There is a large amount of emotional pain associated with eating disorders, which can seriously harm the afflicted. This is caused by the constant stress of having to monitor food intakes, how to not eat food, or planning binges.

“For a long time my disorder didn’t feel like something I did, but who I was. I would plan my evenings and days around purging, putting off homework and distancing myself from family, everything. If I was unsuccessful in [an attempt to purge] the shame and the guilt was so consuming, I literally couldn’t do anything,” said Julie. “My happiness depended on the success of a purge, and for so long it was the main source of happiness in my life.”

Of the students surveyed, 50 percent know of between two and four students with an eating disorder, and 6 percent know of more than four.

However, many of the surveyed students exhibited some symptoms of eating disorders themselves. The survey also showed that many students are prone to eating issues instead of eating disorders, such as thinking they are overweight, feeling guilty after eating, or skipping meals.

“A lot of girls have eating issues more so than eating disorders,” said Washburn. “One of my friends obsessively counts calories, but I don’t think that’s uncommon.” Even students who don’t show any signs of eating issues know people who have some symptoms.

“I don’t [know anyone with an eating disorder],” said freshman Maddy Hill. “But I know people who do crash diets.”

The Tam News survey found that 65 percent of students count their daily caloric intake. Although counting calories or skipping meals may seem harmless at first, these actions can eventually lead to an actual eating disorder.

“[If a friend has an eating disorder], be available to listen and refrain from giving advice – especially about food, dieting, weight, etc,” said Peairs. “Encourage your friend to seek help from parents, counselors, or other trusted adults.”

Both Laura and Amelia received help for their disorders after concerned friends and family members intervened.

“One of my guy friends ultimately said I needed to go to a doctor,” said Laura. “I think that friends should step in, and if [the person with the problem] just blows them off, then the friends should maybe suggest their name in either the Peer Resource or the counseling box just to get them the help that they may need.”

Although, Julie has not recieved any professional help, and although she has made improvements, she continues to struggle with her eating disorder.

Although confronting a friend with something as serious as an eating disorder may be challenging, diseases such as anorexia, binge eating, and bulimia should not go unnoticed. If you or one of your friends suffer from one of these disorders, please contact the counseling office or speak with a Tam or BACR counselor about your concerns.
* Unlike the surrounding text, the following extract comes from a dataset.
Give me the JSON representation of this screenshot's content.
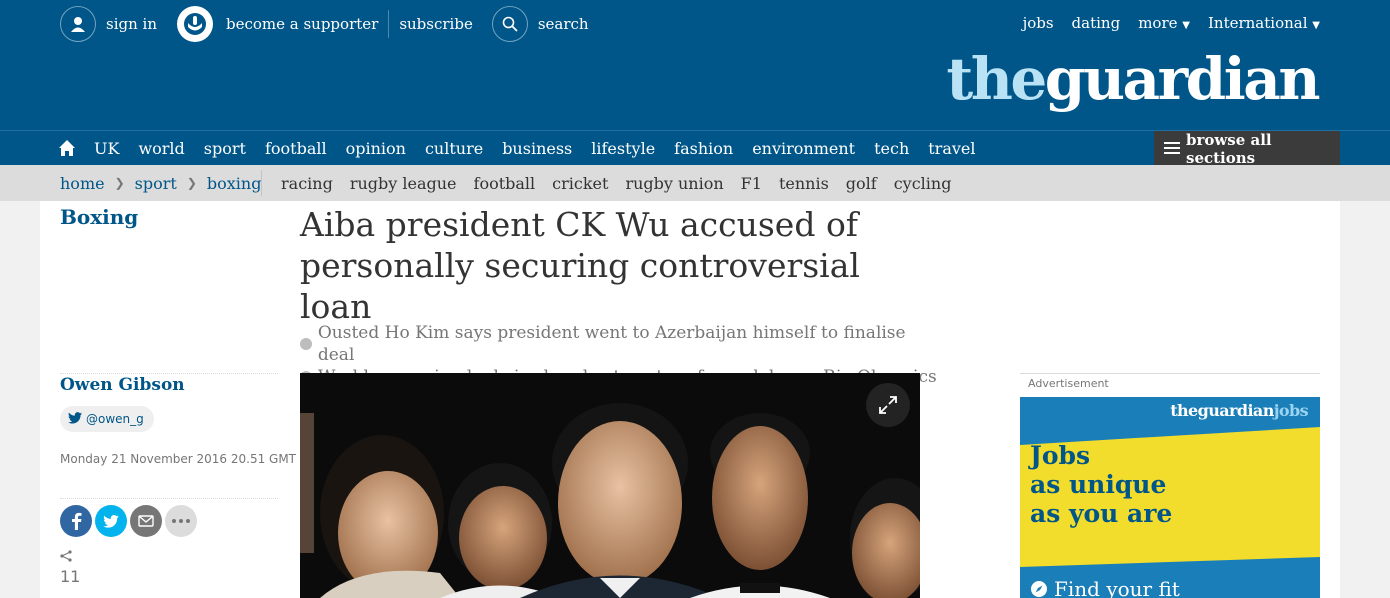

Written by Camille Kaufman. This article was originally published in he May 2011 issue.